EXERCISE GOAL :: Extract each line holding the word "image" from the entries.

Dataset records ::
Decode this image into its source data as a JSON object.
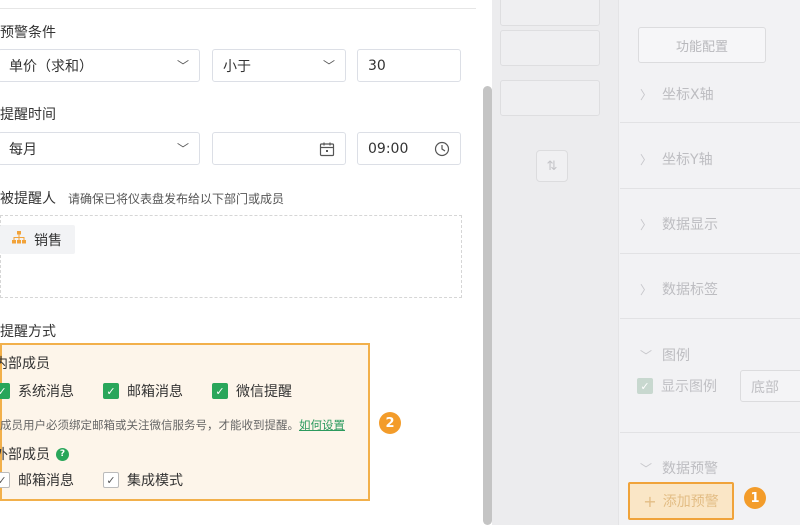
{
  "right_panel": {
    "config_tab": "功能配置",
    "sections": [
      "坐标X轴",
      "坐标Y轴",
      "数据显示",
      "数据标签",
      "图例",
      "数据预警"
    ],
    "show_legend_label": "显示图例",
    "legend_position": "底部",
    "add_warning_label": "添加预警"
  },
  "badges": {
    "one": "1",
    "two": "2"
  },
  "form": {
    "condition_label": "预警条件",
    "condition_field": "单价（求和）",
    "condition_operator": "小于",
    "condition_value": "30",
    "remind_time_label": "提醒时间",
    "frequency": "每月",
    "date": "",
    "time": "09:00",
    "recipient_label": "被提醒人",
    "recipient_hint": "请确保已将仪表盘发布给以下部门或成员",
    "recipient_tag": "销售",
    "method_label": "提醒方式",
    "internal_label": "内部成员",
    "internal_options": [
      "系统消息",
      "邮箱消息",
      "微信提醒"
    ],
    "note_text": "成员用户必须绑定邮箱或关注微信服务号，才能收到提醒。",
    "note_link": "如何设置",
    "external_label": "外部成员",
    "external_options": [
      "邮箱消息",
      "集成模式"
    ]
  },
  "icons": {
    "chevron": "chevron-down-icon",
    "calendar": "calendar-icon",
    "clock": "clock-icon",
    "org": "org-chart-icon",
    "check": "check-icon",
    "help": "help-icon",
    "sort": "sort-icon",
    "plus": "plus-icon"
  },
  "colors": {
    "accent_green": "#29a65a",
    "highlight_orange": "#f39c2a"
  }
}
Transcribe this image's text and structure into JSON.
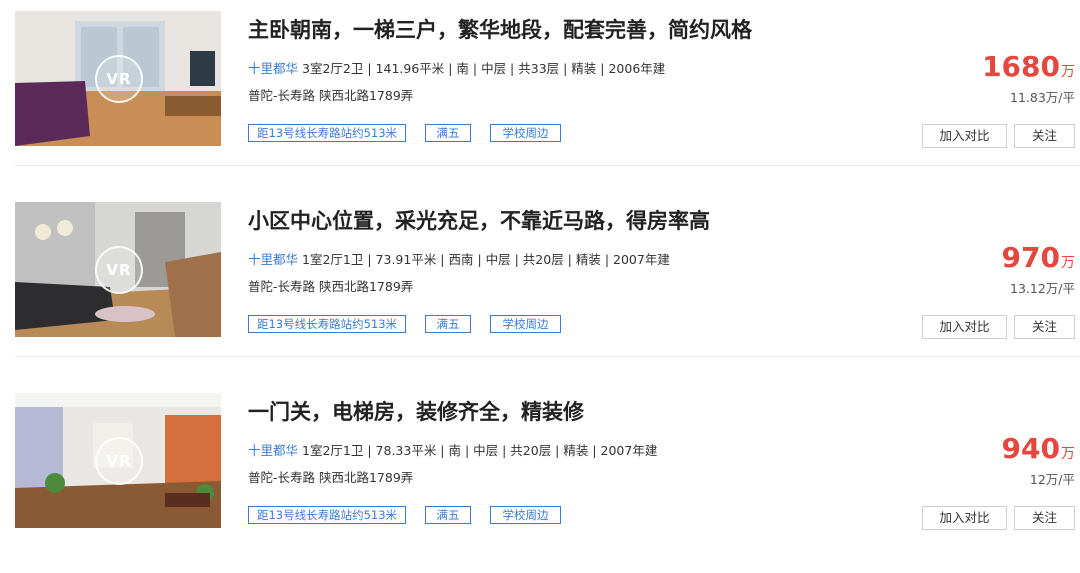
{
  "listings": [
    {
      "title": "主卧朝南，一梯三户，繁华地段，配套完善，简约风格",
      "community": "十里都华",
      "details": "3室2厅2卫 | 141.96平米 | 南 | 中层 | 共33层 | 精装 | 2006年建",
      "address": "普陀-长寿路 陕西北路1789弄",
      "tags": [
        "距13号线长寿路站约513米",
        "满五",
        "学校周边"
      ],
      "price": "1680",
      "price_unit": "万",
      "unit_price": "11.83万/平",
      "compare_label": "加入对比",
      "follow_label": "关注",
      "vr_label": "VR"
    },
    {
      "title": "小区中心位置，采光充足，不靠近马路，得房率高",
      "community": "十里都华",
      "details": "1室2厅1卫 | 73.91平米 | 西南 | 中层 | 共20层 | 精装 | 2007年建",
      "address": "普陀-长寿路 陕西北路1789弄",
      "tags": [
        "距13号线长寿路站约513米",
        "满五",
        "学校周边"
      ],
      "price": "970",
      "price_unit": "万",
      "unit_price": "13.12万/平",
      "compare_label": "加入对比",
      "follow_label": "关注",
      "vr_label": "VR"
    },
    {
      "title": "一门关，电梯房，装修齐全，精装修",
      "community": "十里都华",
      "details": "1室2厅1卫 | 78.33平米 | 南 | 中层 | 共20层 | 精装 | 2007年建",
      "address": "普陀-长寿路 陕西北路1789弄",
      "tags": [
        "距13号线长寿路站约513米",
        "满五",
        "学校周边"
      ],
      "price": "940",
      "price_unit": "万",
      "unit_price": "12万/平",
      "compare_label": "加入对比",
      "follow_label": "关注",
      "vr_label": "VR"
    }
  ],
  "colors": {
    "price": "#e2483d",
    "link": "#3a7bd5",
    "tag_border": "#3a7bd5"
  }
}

TASK OUTPUT ::
Decode this image into its source data as a JSON object.
Transcribe this image's text and structure into JSON.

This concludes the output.